There’s no doubting the many positives of buying and selling preloved clothes and this is often more practical than buying 100% ethically made clothing (although it may depend on where you live). Apps like Good On You can help you find what you’re looking for in Australia. If you’re struggling with your conscience though, Kate Hall uses the analogy of traffic lights when shopping. Op-shopping is orange fashion, or fashion neutral.Then there’s green fashion which is buying ethical clothing. This is clothing designed and made mindfully with minimal negative impact on people and the planet. If you go this way, you have the power through your buying choices to encourage a greater demand for ethically made garments. Ethical fashion companies also often tend to trade differently to those in fast fashion, meaning the ‘ethicalness’ is not just about the clothes; they may release only one collection per year, instead of one per week; and they might donate a certain percent of profits to charity.
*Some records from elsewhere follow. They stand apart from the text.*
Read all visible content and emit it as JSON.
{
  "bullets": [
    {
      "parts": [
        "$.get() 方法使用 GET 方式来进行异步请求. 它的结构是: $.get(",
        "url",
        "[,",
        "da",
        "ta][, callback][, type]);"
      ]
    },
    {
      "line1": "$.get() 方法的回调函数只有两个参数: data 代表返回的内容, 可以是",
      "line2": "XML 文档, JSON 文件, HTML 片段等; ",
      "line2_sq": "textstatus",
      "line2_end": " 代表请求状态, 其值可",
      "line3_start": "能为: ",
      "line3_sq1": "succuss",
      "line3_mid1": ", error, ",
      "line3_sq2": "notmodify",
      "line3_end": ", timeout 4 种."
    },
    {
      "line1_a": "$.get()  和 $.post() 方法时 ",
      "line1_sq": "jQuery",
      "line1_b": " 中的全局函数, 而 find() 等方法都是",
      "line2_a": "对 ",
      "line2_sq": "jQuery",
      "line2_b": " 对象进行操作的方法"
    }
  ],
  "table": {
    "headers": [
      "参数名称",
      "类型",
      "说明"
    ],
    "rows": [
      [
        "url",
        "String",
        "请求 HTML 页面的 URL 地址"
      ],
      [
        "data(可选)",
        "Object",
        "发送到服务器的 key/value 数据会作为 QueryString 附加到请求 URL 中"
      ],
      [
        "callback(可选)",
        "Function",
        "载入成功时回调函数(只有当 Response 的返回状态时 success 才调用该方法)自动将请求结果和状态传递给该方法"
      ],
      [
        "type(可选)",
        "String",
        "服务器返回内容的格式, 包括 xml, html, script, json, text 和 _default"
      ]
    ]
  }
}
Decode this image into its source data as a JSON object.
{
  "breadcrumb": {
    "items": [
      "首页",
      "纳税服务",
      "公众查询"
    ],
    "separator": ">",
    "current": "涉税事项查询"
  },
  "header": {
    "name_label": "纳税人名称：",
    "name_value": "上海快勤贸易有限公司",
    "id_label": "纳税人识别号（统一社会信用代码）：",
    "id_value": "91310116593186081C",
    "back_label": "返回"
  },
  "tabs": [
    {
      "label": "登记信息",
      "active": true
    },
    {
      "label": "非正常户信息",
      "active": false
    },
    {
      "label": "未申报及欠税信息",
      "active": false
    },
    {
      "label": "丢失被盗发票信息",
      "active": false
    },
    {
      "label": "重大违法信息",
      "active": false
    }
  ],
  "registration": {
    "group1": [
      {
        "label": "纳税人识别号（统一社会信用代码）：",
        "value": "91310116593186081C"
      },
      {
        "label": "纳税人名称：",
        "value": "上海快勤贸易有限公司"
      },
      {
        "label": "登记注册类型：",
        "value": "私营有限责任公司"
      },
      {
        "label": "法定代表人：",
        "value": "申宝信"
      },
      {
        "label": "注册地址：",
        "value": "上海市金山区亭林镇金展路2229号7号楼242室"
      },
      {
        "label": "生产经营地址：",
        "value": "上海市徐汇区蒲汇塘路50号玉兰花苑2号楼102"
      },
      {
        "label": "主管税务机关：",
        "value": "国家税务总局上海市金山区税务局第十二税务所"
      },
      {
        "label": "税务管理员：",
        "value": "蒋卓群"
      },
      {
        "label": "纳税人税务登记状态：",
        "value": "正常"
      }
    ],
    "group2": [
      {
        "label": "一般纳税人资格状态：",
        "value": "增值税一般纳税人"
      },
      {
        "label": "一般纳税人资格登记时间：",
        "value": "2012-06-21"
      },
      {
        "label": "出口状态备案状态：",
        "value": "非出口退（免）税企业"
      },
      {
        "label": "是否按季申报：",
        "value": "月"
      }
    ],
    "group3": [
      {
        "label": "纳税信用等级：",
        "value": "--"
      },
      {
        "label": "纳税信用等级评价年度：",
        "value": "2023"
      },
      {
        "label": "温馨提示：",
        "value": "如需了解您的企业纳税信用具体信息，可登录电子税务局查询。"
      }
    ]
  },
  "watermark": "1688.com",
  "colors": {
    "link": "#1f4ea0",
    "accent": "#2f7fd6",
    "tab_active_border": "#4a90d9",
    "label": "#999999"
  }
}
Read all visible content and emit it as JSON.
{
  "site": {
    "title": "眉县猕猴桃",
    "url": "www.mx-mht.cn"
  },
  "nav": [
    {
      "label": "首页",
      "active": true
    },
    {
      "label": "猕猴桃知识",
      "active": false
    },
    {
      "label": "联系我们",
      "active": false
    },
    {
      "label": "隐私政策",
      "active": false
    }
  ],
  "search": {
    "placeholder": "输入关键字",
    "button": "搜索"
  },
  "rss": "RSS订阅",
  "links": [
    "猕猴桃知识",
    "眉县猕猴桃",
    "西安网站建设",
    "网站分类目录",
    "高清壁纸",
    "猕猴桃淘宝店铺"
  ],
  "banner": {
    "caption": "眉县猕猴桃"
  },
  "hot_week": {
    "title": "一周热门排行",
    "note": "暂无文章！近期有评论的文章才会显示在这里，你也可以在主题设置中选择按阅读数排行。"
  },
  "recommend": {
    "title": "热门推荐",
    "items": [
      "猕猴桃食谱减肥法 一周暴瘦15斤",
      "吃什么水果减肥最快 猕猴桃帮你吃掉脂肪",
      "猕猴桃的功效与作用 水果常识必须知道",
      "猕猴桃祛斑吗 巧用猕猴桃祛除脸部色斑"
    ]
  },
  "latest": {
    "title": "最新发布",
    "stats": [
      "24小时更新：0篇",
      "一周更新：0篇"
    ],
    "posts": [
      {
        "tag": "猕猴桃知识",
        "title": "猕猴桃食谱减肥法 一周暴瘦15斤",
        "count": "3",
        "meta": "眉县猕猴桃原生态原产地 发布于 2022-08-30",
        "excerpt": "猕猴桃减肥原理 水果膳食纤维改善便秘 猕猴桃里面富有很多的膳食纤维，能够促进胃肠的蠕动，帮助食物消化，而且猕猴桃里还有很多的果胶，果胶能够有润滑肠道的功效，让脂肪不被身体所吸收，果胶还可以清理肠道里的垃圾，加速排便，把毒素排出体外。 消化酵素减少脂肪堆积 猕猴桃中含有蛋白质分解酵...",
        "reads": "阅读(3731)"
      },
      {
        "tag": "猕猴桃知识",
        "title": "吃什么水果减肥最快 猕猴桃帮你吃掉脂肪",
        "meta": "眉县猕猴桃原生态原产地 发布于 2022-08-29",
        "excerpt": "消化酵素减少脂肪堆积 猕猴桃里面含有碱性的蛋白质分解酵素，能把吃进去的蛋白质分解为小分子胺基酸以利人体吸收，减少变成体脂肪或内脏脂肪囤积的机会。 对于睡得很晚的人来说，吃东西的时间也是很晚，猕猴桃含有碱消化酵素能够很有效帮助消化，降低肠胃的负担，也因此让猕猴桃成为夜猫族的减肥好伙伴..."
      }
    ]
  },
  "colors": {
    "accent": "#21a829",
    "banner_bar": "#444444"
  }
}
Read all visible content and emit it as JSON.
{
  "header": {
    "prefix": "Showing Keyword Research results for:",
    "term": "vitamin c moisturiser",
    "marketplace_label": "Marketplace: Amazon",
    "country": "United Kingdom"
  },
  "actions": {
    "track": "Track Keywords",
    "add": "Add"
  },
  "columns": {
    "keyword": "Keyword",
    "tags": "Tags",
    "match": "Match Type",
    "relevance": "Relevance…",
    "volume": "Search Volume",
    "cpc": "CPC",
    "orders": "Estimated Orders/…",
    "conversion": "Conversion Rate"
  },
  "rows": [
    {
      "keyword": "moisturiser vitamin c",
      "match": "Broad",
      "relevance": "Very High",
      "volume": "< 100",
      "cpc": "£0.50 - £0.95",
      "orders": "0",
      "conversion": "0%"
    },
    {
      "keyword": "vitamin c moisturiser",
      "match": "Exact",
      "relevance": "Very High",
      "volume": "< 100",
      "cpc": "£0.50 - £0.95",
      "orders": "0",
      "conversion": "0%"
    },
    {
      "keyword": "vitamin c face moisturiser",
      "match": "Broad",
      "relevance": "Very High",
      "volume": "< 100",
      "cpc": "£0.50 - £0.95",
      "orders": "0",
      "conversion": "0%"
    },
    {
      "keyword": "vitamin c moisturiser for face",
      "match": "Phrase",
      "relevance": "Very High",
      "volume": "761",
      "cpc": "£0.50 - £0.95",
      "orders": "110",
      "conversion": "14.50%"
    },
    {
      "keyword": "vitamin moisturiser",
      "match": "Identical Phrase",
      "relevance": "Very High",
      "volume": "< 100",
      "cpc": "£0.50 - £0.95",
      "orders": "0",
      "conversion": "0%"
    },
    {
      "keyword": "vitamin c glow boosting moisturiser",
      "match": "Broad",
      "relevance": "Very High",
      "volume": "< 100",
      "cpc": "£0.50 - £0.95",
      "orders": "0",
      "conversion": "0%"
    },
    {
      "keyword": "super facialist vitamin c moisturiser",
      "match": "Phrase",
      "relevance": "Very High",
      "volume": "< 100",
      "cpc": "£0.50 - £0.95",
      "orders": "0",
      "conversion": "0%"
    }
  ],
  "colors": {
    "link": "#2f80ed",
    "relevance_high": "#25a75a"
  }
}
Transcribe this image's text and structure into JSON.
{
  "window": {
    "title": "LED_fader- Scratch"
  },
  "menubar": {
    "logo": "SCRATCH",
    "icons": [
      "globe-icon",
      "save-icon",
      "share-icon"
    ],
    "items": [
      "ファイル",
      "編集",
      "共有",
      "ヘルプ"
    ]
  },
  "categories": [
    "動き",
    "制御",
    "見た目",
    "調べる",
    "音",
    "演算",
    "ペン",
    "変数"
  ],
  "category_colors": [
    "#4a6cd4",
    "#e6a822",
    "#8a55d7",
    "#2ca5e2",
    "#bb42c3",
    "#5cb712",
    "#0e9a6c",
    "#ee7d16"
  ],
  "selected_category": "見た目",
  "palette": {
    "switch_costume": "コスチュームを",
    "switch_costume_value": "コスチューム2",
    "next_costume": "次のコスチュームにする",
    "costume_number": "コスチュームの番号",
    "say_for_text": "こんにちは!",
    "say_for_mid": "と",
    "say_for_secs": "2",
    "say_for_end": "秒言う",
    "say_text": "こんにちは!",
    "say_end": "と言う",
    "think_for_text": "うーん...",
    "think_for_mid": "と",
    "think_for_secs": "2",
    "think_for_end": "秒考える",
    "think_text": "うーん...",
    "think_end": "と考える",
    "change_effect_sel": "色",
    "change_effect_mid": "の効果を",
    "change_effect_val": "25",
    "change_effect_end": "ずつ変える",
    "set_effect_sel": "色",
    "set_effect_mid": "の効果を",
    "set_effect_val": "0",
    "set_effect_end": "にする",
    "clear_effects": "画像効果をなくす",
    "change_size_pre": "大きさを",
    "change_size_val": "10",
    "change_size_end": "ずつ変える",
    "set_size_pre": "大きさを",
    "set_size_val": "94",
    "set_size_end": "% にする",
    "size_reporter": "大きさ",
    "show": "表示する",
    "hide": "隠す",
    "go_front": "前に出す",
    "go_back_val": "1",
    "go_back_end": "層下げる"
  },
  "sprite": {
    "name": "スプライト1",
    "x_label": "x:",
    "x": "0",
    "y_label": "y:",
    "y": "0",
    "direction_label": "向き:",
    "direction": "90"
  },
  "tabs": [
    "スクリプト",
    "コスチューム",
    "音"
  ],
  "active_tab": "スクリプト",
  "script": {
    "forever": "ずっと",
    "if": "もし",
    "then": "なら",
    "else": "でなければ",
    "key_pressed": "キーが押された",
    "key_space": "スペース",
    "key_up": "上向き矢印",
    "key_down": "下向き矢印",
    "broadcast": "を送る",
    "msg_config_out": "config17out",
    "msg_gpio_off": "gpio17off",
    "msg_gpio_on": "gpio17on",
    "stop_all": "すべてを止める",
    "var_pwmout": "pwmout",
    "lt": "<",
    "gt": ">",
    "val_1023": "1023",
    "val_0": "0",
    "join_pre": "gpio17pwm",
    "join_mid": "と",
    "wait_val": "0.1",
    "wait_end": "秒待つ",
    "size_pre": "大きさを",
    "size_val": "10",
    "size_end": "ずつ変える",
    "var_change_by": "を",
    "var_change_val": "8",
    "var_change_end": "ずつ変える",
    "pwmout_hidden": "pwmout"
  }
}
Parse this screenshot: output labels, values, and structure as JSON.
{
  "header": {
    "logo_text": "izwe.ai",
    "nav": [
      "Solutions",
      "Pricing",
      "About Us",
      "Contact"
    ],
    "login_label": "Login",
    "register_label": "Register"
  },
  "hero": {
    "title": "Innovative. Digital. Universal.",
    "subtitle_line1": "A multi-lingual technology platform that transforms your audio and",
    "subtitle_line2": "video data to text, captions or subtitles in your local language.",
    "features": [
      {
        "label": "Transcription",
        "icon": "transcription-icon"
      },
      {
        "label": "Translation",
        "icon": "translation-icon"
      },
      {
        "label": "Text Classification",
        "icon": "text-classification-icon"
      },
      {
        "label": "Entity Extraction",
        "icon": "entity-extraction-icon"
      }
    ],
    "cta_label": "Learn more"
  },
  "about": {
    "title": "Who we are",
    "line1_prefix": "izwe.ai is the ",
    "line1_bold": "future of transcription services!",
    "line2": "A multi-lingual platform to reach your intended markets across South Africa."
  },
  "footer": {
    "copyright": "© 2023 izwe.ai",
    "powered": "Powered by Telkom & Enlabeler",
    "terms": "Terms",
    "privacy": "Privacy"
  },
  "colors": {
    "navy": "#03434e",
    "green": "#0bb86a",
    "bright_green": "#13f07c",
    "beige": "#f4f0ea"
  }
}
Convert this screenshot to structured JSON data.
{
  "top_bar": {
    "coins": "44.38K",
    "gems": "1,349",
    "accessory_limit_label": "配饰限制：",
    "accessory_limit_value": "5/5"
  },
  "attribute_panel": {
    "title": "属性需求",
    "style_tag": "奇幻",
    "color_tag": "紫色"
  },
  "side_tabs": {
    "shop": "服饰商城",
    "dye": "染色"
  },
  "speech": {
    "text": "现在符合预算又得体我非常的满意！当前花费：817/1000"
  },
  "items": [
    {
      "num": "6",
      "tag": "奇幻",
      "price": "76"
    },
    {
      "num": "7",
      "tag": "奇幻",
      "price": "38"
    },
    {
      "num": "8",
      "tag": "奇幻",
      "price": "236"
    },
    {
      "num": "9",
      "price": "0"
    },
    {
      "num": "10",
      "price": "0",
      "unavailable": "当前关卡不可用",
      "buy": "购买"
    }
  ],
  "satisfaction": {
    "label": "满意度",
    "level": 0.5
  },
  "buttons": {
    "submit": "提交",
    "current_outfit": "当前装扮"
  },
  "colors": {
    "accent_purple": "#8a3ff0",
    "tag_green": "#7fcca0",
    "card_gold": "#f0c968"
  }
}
What is red fashion in this analogy? Well, naturally, it’s fast fashion.

So when it comes to keeping your conscience in tact when going for a shop, what do you do? Easy, you get your preloved-shopping fix by shopping orange fashion. Then, add-in whenever you can, and the prices aren’t prohibitive, your ethical green fashion to supplement your basics wardrobe.

Staying in the orange light of fashion is a happy place to be and not unreasonable, and if you choose to do this 100% of the time, it’s great because you’re avoiding the red fashion zone! No matter where your ethics lie, Kate suggests that the next time you want to buy a garment, ask yourself a few things to keep in the slow lane.

  1. Do I need it?
  2. Will I wear it 30 times or more?
  3. Can I buy this at an op-shop or preloved clothing market?
  4. Does my budget allow me to invest in green fashion right now?
  5. What is my traffic light balance, and am I happy with where it is?